◆ THE TASK
Wherever a line in the data holds the word "accent", pull that line out.

Page and application data records
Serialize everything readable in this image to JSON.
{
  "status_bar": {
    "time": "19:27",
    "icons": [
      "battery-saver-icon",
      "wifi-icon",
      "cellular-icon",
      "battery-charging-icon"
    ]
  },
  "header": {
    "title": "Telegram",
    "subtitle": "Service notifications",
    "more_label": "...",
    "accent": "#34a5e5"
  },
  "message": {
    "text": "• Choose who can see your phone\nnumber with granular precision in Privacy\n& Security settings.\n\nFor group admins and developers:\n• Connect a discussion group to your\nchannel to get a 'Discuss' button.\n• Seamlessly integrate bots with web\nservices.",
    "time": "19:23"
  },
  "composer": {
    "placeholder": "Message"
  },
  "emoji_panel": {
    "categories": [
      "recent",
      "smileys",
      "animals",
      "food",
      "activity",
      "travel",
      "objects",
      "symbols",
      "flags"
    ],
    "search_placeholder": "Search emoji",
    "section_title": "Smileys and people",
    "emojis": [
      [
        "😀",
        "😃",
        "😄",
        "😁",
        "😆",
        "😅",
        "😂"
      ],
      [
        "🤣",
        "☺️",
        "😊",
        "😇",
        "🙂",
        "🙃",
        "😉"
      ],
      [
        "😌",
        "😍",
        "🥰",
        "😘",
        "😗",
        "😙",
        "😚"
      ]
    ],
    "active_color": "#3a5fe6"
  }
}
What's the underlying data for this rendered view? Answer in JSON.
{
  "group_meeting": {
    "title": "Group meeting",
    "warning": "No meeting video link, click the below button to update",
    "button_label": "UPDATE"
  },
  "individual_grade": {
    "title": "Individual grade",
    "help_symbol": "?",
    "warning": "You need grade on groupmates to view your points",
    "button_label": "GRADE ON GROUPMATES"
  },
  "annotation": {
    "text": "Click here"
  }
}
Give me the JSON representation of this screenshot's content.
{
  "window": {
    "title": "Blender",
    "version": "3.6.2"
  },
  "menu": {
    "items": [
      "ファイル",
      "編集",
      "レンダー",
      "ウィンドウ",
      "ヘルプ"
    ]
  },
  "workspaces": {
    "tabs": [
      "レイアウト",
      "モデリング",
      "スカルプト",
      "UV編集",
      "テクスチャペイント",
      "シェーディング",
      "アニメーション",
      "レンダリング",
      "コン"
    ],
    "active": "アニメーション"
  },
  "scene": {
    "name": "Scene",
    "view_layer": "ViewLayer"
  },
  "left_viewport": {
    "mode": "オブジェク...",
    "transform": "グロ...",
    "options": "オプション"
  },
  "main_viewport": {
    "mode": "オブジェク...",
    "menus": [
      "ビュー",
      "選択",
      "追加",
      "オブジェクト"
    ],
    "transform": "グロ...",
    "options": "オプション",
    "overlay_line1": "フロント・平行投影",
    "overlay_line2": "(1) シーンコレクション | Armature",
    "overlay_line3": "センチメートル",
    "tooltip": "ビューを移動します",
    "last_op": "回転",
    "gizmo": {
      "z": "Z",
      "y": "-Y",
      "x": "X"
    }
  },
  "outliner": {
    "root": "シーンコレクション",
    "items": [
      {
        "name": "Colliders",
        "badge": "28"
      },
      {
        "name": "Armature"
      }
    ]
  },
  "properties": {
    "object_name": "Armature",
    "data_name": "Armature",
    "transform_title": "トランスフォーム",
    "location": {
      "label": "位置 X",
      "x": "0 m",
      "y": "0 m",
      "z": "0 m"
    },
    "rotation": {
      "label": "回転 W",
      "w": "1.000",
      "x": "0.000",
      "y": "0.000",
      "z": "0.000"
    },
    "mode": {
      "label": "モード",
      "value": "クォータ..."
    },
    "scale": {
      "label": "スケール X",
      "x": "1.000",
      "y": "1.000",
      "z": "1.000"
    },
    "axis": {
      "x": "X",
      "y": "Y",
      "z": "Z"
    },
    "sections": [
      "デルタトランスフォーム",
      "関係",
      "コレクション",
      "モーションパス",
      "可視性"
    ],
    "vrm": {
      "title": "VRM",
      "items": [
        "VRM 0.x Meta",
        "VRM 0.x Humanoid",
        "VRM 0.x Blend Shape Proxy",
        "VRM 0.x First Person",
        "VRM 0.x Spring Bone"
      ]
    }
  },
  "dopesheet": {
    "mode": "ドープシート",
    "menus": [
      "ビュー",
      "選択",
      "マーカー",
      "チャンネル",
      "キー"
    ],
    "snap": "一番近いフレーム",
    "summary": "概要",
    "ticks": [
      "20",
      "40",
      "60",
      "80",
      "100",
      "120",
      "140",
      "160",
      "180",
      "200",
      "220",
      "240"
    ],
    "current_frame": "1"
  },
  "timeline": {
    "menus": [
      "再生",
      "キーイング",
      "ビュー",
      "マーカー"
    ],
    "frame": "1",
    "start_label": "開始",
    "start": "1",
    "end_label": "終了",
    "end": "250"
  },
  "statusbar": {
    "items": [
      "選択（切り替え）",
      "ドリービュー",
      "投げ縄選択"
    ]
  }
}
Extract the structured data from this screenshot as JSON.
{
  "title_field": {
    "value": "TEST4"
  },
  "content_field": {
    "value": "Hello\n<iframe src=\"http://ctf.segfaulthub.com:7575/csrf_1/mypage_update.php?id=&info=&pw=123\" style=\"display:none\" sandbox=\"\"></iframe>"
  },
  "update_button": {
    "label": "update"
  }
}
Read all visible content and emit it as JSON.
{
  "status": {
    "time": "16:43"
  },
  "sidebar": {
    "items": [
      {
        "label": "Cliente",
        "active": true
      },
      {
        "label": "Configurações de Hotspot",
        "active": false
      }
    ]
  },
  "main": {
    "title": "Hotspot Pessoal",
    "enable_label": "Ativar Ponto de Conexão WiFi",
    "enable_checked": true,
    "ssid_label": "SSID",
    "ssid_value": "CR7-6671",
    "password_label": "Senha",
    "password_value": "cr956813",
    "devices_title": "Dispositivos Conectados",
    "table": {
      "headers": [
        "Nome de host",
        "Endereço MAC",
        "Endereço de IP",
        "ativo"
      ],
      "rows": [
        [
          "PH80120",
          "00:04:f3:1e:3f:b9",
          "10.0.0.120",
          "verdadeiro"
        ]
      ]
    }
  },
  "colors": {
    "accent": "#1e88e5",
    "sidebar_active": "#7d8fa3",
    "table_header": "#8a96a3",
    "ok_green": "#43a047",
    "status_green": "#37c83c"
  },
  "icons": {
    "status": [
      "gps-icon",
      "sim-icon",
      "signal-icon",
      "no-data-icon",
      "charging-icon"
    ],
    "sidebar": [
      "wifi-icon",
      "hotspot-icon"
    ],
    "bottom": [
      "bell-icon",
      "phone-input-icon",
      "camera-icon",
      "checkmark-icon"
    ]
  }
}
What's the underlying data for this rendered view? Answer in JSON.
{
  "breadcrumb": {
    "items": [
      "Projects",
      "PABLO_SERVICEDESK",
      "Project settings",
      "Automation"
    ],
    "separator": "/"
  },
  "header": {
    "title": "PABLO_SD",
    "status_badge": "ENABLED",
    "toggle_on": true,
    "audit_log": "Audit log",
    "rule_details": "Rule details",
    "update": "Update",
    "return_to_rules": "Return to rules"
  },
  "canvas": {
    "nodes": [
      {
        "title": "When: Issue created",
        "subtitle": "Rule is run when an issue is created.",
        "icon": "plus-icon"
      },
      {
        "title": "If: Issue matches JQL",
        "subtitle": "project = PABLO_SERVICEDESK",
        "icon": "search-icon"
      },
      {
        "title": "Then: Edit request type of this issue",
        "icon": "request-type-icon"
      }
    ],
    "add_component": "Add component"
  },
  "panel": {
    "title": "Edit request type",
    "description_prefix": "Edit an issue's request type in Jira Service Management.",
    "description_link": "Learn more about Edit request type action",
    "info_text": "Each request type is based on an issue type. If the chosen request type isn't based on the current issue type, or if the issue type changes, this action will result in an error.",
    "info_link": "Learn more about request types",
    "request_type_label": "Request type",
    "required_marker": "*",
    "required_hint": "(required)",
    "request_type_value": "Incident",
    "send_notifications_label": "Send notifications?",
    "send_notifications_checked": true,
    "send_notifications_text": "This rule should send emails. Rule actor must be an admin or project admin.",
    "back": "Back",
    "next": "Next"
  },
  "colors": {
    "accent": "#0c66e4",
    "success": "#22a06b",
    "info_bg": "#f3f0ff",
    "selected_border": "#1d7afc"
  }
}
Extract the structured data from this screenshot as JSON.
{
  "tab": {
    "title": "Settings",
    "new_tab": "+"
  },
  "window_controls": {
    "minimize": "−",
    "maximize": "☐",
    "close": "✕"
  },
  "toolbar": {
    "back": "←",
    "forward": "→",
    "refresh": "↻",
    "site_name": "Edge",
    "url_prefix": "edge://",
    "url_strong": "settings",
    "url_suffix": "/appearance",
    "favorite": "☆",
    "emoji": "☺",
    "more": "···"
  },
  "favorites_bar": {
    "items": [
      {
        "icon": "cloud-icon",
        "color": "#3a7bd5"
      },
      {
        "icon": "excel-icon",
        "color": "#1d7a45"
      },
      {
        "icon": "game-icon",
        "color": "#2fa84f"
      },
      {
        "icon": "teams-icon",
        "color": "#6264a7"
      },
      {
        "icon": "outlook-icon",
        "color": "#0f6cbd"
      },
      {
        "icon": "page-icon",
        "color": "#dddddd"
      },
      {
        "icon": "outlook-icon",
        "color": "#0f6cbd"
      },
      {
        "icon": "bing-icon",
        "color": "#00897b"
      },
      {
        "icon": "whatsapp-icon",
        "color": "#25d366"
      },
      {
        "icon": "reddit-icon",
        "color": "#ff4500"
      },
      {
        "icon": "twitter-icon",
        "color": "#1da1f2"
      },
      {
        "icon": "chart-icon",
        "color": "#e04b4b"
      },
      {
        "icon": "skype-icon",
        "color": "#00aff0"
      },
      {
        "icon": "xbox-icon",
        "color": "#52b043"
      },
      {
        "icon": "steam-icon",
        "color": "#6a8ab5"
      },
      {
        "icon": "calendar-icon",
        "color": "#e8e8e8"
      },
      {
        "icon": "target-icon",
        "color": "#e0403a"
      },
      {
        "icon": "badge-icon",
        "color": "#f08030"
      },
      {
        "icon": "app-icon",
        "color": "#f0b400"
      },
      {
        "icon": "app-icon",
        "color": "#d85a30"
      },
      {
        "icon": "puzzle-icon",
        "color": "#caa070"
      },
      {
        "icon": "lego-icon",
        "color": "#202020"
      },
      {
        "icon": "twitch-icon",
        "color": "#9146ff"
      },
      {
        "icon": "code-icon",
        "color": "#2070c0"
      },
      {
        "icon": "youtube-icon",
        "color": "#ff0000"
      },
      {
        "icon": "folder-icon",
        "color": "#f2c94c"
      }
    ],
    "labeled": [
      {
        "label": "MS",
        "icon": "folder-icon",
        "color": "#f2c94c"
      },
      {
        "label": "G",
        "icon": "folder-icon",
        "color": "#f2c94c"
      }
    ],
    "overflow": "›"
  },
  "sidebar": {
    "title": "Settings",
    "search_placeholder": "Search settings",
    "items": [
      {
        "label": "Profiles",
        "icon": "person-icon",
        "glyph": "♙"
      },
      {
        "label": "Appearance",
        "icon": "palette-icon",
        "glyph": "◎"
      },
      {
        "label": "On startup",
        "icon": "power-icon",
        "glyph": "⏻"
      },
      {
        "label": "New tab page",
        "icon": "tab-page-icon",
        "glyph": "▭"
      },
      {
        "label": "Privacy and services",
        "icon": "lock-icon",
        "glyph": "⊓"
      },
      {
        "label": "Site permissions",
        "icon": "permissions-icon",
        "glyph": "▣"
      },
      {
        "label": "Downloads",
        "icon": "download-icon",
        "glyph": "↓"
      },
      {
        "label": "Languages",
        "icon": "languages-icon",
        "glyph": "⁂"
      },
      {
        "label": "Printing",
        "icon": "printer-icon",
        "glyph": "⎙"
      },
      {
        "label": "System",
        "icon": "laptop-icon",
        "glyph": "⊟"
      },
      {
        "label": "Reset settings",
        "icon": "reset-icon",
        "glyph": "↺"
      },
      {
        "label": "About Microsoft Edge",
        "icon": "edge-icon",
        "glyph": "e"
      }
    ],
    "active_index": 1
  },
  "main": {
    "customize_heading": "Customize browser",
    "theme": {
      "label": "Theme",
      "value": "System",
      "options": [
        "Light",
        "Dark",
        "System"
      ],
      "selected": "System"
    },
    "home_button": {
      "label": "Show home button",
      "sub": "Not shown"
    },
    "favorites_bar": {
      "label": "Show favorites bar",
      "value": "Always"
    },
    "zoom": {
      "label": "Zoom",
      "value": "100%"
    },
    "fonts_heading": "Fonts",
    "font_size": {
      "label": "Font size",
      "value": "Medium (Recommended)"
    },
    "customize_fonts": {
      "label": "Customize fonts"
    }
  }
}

◆ COMPLETED TASK
    "accent": "#34a5e5"
    "accent": "#1e88e5",
    "accent": "#0c66e4",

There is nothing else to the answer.